FOX 11 continues to take a closer look at the high cost of higher education and preparing for it ahead of time.
Financial aid advisers at area universities say families looking at colleges don't think about money early enough in the selection process.
Roughly 70 percent of college graduates finish school with debt, according to The Institute for College Access and Success.
"The college debt, it's just that dark cloud hanging over you," said UW-Green Bay graduate Nicole Kattner.
Financial planners say managing the loans takes diligence from start to finish.
"Most people are going to take on debt, but let's make it calculated debt," said Dean Listle of Secure Retirement Solutions in Ashwaubenon.
One year of tuition and fees at a four-year public university in Wisconsin averages around $8,800. That doesn't include books or room and board which can cost close to $10,000 a year for students living on campus, according to The College Board.
Listle admits most families can't manage saving enough to directly pay for college.
"If you do the math, you take a child who was just born and if you were to fund $250 a month, by the time that child hits 18 you should be about right for a four-year state college," he said.
There are options to save some money for college that generate more interest than a savings or money market account.
"We still recommend firmly a 529 plan," said Listle. "At least you can get some tax-deferred growth and then when you do take the money out to use for a qualified education, on a federal level it's tax free."
Financial aid experts at UWGB and St. Norbert College say families need to have open conversations early on about money - comparing net prices and considering loan options.
"A lot of families aren't ready to talk about it when they're shopping for colleges," said Sue Steeno, the assistant financial aid director at UWGB. "They're ready for it when their child is ready to go to school. Well it's almost too late at that point. We try to start that conversation much earlier."
"They need to understand the terms and conditions of loans that they are considering," said Jessica Rafeld, the financial aid director at St. Norbert College. "'What is the interest rate? Is it fixed or variable? What's the repayment going to look like? When does repayment begin?' So they need to understand those concepts. And then it's very important, too, as they're exploring those options, they can rate shop within a 30 day window."
Kattner says she wishes she had applied for more scholarships.
"I was pretty stubborn, too, and I'm like, 'I'm never going to get those scholarships. I'm never going to get those grants.' And yeah, without that, that's part of the reason why I believe I'm sitting at $74,000 right now," said the 28-year-old social worker from De Pere.
An average graduate of a four-year college in Wisconsin leaves with nearly $29,000 of debt, according to The Institute for College Access and Success.
For those struggling with debt after school, financial experts stress communication with loan lenders to explore all consolidation, postponement and repayment options - especially income-driven plans.
"Unfortunately most people get into a situation where they have a hard time holding a job or finding a job, so they don't speak with their lender," said Listle. "That's the wrong thing to do. You need to speak to your lender."
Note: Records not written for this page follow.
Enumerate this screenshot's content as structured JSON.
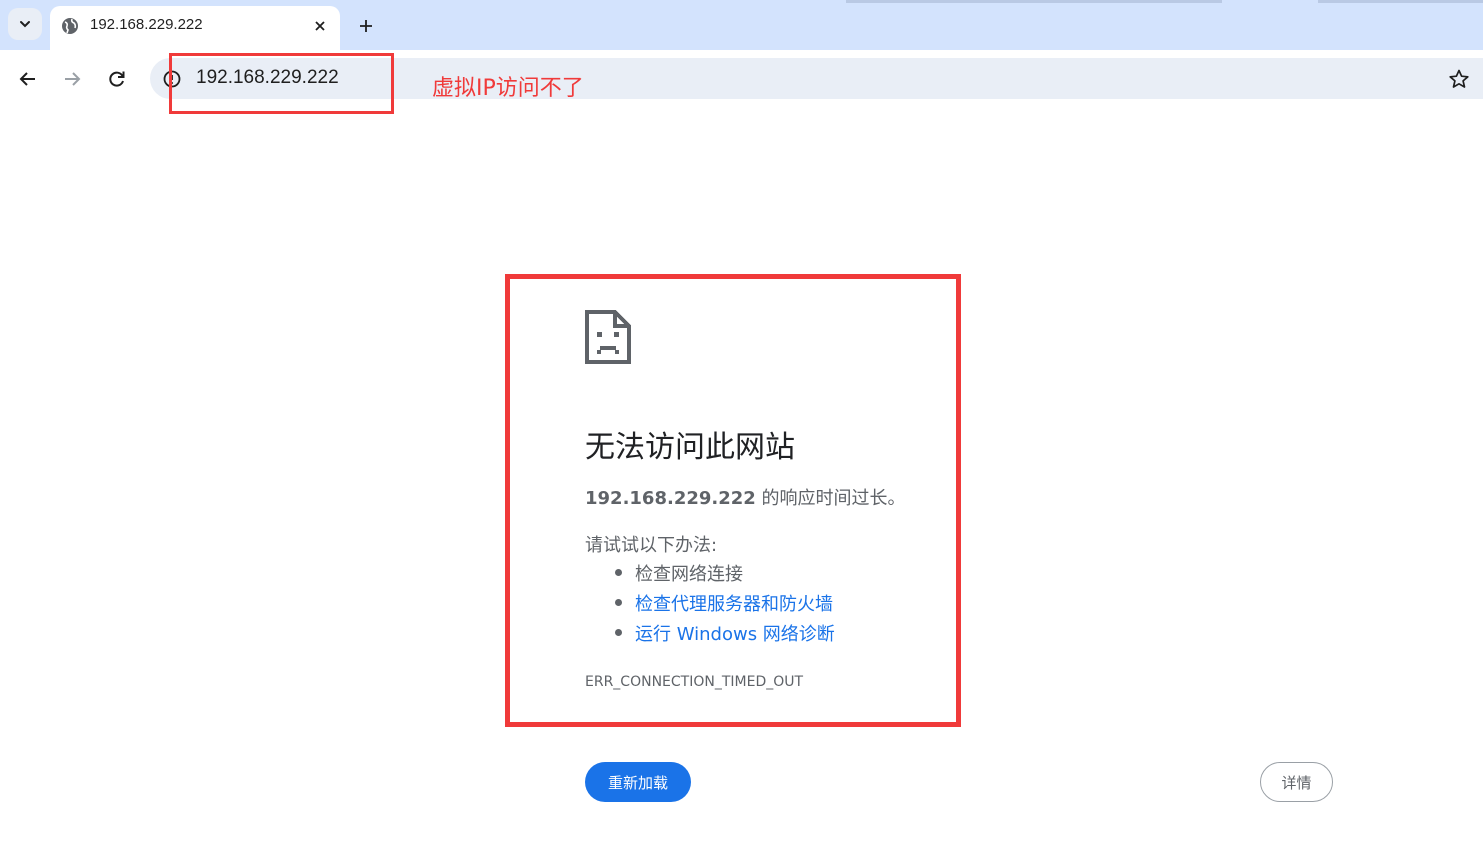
{
  "browser": {
    "tab": {
      "title": "192.168.229.222",
      "favicon": "globe-icon"
    },
    "icons": {
      "tab_search": "chevron-down-icon",
      "tab_close": "close-icon",
      "new_tab": "plus-icon",
      "back": "arrow-left-icon",
      "forward": "arrow-right-icon",
      "reload": "reload-icon",
      "site_info": "site-info-icon",
      "bookmark": "star-icon"
    },
    "omnibox": {
      "url": "192.168.229.222"
    }
  },
  "annotation": {
    "text": "虚拟IP访问不了",
    "color": "#f03a3a"
  },
  "error_page": {
    "icon": "sad-document-icon",
    "title": "无法访问此网站",
    "host": "192.168.229.222",
    "description_suffix": " 的响应时间过长。",
    "try_label": "请试试以下办法:",
    "suggestions": [
      {
        "text": "检查网络连接",
        "link": false
      },
      {
        "text": "检查代理服务器和防火墙",
        "link": true
      },
      {
        "text": "运行 Windows 网络诊断",
        "link": true
      }
    ],
    "error_code": "ERR_CONNECTION_TIMED_OUT",
    "reload_label": "重新加载",
    "details_label": "详情"
  },
  "colors": {
    "tabstrip_bg": "#d3e3fd",
    "omnibox_bg": "#e9eef6",
    "primary_button": "#1a73e8",
    "link": "#1a73e8",
    "annotation_red": "#f03a3a"
  }
}
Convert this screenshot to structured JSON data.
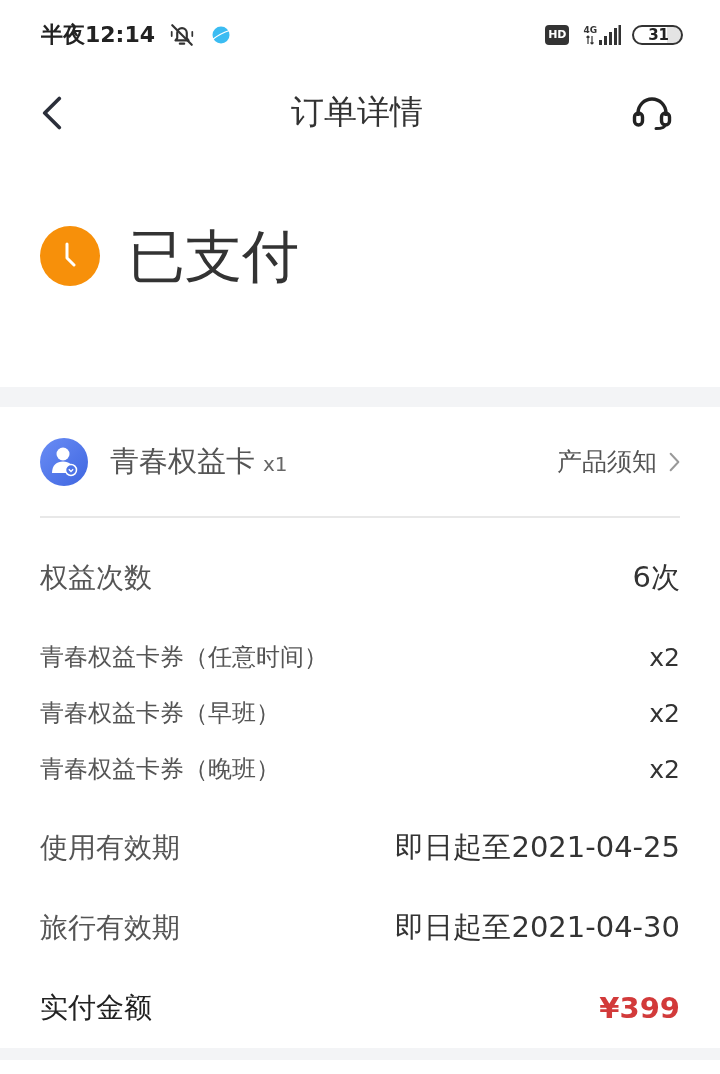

He says some people have a misconception that they can do away with student loans through bankruptcy, but that's almost impossible.
"We hear people that tend to forget to pay a certain loan. Why? Because they just haven't scoured their loan summary often enough," said Listle.
That can lead to defaulting on a loan.
Experts also recommend first paying off loans with the highest interest rates and to explore loan forgiveness programs for people in some public jobs.
FOX 11 has also looked at why and how America reached $1.2 trillion in student debt and how the debt is impacting our economy. Our coverage continues Wednesday night with a look at alternatives to four-year college degrees and how technical colleges are working to fill existing needs in the workforce.